Once the 3 tech is set up for Knevel, Wilson climbs to the second level. Wilson does a phenomenal job of cutting off any inside slant, securing the first level, and climbing, but not chasing, Greg Simmons in the second level. Wilson also showed one of the best attributes in an offensive linemen: he keeps his feet moving through contact. Keeping your feet moving through contact is the key to sustaining and finishing a block.
Remember earlier when I mentioned that the tailback’s read is the MIKE and that the tailback takes the ball opposite of where the MIKE goes? Well on this play, the MIKE, Avery Roberts, is influenced by Luke McNitt’s wide block and scrapes over the top into his outside run fit. Seeing this, Ozigbo takes the ball on a vertical path, although cutting back to the A gap inside of the playside double team due to the B gap being clogged by the double.
Against other alignments, such as the 4-3 Over with the SAM tucked inside of the 9 technique defensive end, McNitt will likely insert into the C gap. In this 4-2-5 Over alignment, the “SAM”, Tyrin Ferguson is aligned very wide to the field, thus necessitating McNitt’s wide block.
1st&10 2nd Quarter 8:03
Immediately after the first down run by Devine Ozigbo on Gap-Duo, the Red squad comes out in a bunch formation with Jack Stoll, Tyler Hoppes, and Demornay Pierson-El comprising the bunch aligned to the field. Because bunch categorizes as a trips formation, the defense aligns in an Under front in order to adequately cancel out gaps by alignment and to better allow the linebackers to fit both into their run responsibilities and pass responsibilities more easily. The Under front calls for the 3 technique to align on the weak side of the offensive formation rather than the strong side. Rather, the 1 technique will align strong, this time on the right shoulder of Cole Conrad.
On paper, Boe Wilson technically should be the drive man and Conrad should be the post man on the double team block. However, on this play #75 Joel Lopez immediately engages Conrad, leaving Wilson to chip him away from the B gap point of attack on the play with the forearm flipper blocking technique. Now that Conrad and Lopez are fully engaged, Wilson is free to climb to the second level, where he again finds Greg Simmons. Again, Wilson displays fantastic technique, as he hand-fights for inside leverage against Simmons and does not stop moving his feet. Wilson’s block was the penultimate block that sprung Ozigbo for the touchdown.

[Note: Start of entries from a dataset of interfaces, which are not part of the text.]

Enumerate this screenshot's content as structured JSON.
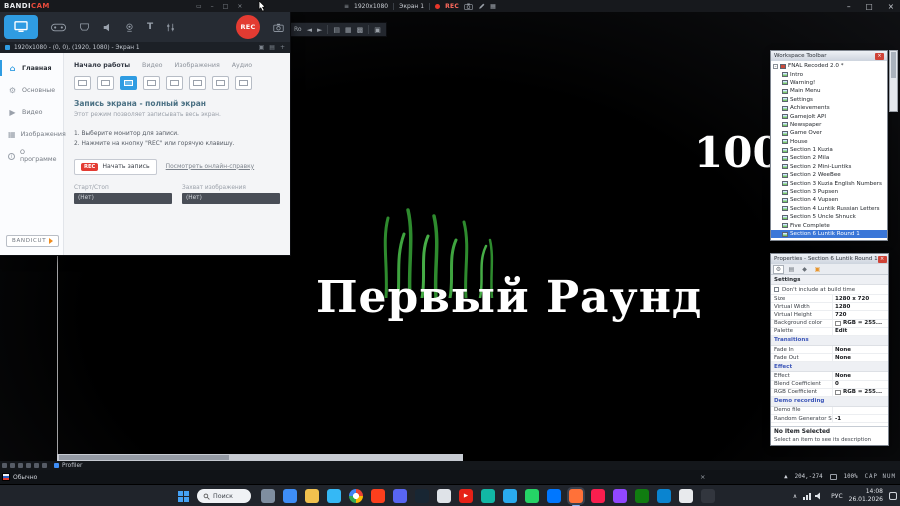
{
  "colors": {
    "accent_blue": "#2f9ce2",
    "rec_red": "#e33b32",
    "selection_blue": "#3b77d8"
  },
  "game": {
    "round_title": "Первый Раунд",
    "counter": "100"
  },
  "top_bar": {
    "logo_white": "BANDI",
    "logo_red": "CAM",
    "resolution": "1920x1080",
    "screen": "Экран 1",
    "rec": "REC",
    "minimize": "–",
    "maximize": "□",
    "close": "×"
  },
  "floating_toolbar": {
    "label": "Ro",
    "prev": "◄",
    "next": "►"
  },
  "bandicam": {
    "status": "1920x1080 - (0, 0), (1920, 1080) - Экран 1",
    "rec_button": "REC",
    "sidebar": [
      {
        "label": "Главная",
        "glyph": "⌂",
        "active": true
      },
      {
        "label": "Основные",
        "glyph": "⚙",
        "active": false
      },
      {
        "label": "Видео",
        "glyph": "▶",
        "active": false
      },
      {
        "label": "Изображения",
        "glyph": "▦",
        "active": false
      },
      {
        "label": "О программе",
        "glyph": "i",
        "active": false
      }
    ],
    "tabs": [
      {
        "label": "Начало работы",
        "active": true
      },
      {
        "label": "Видео",
        "active": false
      },
      {
        "label": "Изображения",
        "active": false
      },
      {
        "label": "Аудио",
        "active": false
      }
    ],
    "modes": [
      false,
      false,
      true,
      false,
      false,
      false,
      false,
      false
    ],
    "heading": "Запись экрана - полный экран",
    "description": "Этот режим позволяет записывать весь экран.",
    "steps": [
      "1. Выберите монитор для записи.",
      "2. Нажмите на кнопку \"REC\" или горячую клавишу."
    ],
    "start_badge": "REC",
    "start_label": "Начать запись",
    "help_link": "Посмотреть онлайн-справку",
    "fields": [
      {
        "label": "Старт/Стоп",
        "value": "(Нет)"
      },
      {
        "label": "Захват изображения",
        "value": "(Нет)"
      }
    ],
    "bandicut": "BANDICUT"
  },
  "workspace": {
    "title": "Workspace Toolbar",
    "tree": [
      {
        "label": "FNAL Recoded 2.0 *",
        "level": 0,
        "root": true,
        "selected": false
      },
      {
        "label": "Intro",
        "level": 1,
        "root": false,
        "selected": false
      },
      {
        "label": "Warning!",
        "level": 1,
        "root": false,
        "selected": false
      },
      {
        "label": "Main Menu",
        "level": 1,
        "root": false,
        "selected": false
      },
      {
        "label": "Settings",
        "level": 1,
        "root": false,
        "selected": false
      },
      {
        "label": "Achievements",
        "level": 1,
        "root": false,
        "selected": false
      },
      {
        "label": "Gamejolt API",
        "level": 1,
        "root": false,
        "selected": false
      },
      {
        "label": "Newspaper",
        "level": 1,
        "root": false,
        "selected": false
      },
      {
        "label": "Game Over",
        "level": 1,
        "root": false,
        "selected": false
      },
      {
        "label": "House",
        "level": 1,
        "root": false,
        "selected": false
      },
      {
        "label": "Section 1 Kuzia",
        "level": 1,
        "root": false,
        "selected": false
      },
      {
        "label": "Section 2 Mila",
        "level": 1,
        "root": false,
        "selected": false
      },
      {
        "label": "Section 2 Mini-Luntiks",
        "level": 1,
        "root": false,
        "selected": false
      },
      {
        "label": "Section 2 WeeBee",
        "level": 1,
        "root": false,
        "selected": false
      },
      {
        "label": "Section 3 Kuzia English Numbers",
        "level": 1,
        "root": false,
        "selected": false
      },
      {
        "label": "Section 3 Pupsen",
        "level": 1,
        "root": false,
        "selected": false
      },
      {
        "label": "Section 4 Vupsen",
        "level": 1,
        "root": false,
        "selected": false
      },
      {
        "label": "Section 4 Luntik Russian Letters",
        "level": 1,
        "root": false,
        "selected": false
      },
      {
        "label": "Section 5 Uncle Shnuck",
        "level": 1,
        "root": false,
        "selected": false
      },
      {
        "label": "Five Complete",
        "level": 1,
        "root": false,
        "selected": false
      },
      {
        "label": "Section 6 Luntik Round 1",
        "level": 1,
        "root": false,
        "selected": true
      }
    ]
  },
  "properties": {
    "title": "Properties - Section 6 Luntik Round 1",
    "rows": [
      {
        "type": "header",
        "label": "Settings",
        "blue": false
      },
      {
        "type": "checkbox",
        "label": "Don't include at build time"
      },
      {
        "type": "kv",
        "label": "Size",
        "value": "1280 x 720",
        "swatch": false
      },
      {
        "type": "kv",
        "label": "Virtual Width",
        "value": "1280",
        "swatch": false
      },
      {
        "type": "kv",
        "label": "Virtual Height",
        "value": "720",
        "swatch": false
      },
      {
        "type": "kv",
        "label": "Background color",
        "value": "RGB = 255...",
        "swatch": true
      },
      {
        "type": "kv",
        "label": "Palette",
        "value": "Edit",
        "swatch": false
      },
      {
        "type": "header",
        "label": "Transitions",
        "blue": true
      },
      {
        "type": "kv",
        "label": "Fade In",
        "value": "None",
        "swatch": false
      },
      {
        "type": "kv",
        "label": "Fade Out",
        "value": "None",
        "swatch": false
      },
      {
        "type": "header",
        "label": "Effect",
        "blue": true
      },
      {
        "type": "kv",
        "label": "Effect",
        "value": "None",
        "swatch": false
      },
      {
        "type": "kv",
        "label": "Blend Coefficient",
        "value": "0",
        "swatch": false
      },
      {
        "type": "kv",
        "label": "RGB Coefficient",
        "value": "RGB = 255...",
        "swatch": true
      },
      {
        "type": "header",
        "label": "Demo recording",
        "blue": true
      },
      {
        "type": "kv",
        "label": "Demo file",
        "value": "",
        "swatch": false
      },
      {
        "type": "kv",
        "label": "Random Generator Seed",
        "value": "-1",
        "swatch": false
      }
    ],
    "no_selection_title": "No Item Selected",
    "no_selection_text": "Select an item to see its description"
  },
  "fusion": {
    "profiler": "Profiler",
    "mode": "Обычно",
    "scroll_arrow": "▲",
    "coords": "204,-274",
    "zoom": "100%",
    "locks": "CAP NUM",
    "close": "×"
  },
  "taskbar": {
    "search": "Поиск",
    "language": "РУС",
    "time": "14:08",
    "date": "26.01.2026",
    "apps": [
      {
        "color": "#7f8ea0",
        "style": "plain",
        "active": false
      },
      {
        "color": "#3e8ef7",
        "style": "plain",
        "active": false
      },
      {
        "color": "#f2c14e",
        "style": "plain",
        "active": false
      },
      {
        "color": "#35b8f5",
        "style": "plain",
        "active": false
      },
      {
        "color": "",
        "style": "chrome",
        "active": false
      },
      {
        "color": "#fc3f1d",
        "style": "plain",
        "active": false
      },
      {
        "color": "#5865f2",
        "style": "plain",
        "active": false
      },
      {
        "color": "#182633",
        "style": "plain",
        "active": false
      },
      {
        "color": "#dfe3e8",
        "style": "plain",
        "active": false
      },
      {
        "color": "#e62117",
        "style": "play",
        "active": false
      },
      {
        "color": "#12b7a5",
        "style": "plain",
        "active": false
      },
      {
        "color": "#2aabee",
        "style": "plain",
        "active": false
      },
      {
        "color": "#25d366",
        "style": "plain",
        "active": false
      },
      {
        "color": "#0077ff",
        "style": "plain",
        "active": false
      },
      {
        "color": "#ff7139",
        "style": "plain",
        "active": true
      },
      {
        "color": "#fa1e4e",
        "style": "plain",
        "active": false
      },
      {
        "color": "#9147ff",
        "style": "plain",
        "active": false
      },
      {
        "color": "#107c10",
        "style": "plain",
        "active": false
      },
      {
        "color": "#0a84d0",
        "style": "plain",
        "active": false
      },
      {
        "color": "#e8eaed",
        "style": "plain",
        "active": false
      },
      {
        "color": "#32363e",
        "style": "plain",
        "active": false
      }
    ]
  }
}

Elsewhere on the play, David Knevel and Jack Stoll double team the 5 technique defensive end, with Stoll coming off of the double to block a scraping Avery Roberts. The great thing about Gap-Duo is that the more blockers you align to the strength of the formation, the more double teams you’ll get on the down defenders. On the backside of the play, you’ll see that Foster and Gates are fanning the 3 and 5 techniques.
Although Luke McNitt is not present on the play, Avery Roberts again reads outside run and fits into his outside run fit. This is by the offense’s design. Although the 4-2-5 defense Diaco employed in the spring game is semantically different than the 3-4 we will see this fall, many of the concepts remain the same.
In most 4-2-5 defenses, the MIKE is coached to read the fullback as his key against two back formations and to read the tailback in one back formations. You’ll notice that Ozigbo’slead step opens like it’s an outside run play, only to square back up to the line of scrimmage just before the hand-off. In my own estimation, both the wide block by McNitt and the wide lead step by Ozigbo are by design, to the influence the linebackers into making the wrong read.
Gap-Duo was just one of the “new” run schemes shown in the spring game. In the next edition of Decoding Langsdorf, we’ll take a look at the Counter Trap that the Huskers ran in the spring game. GBR!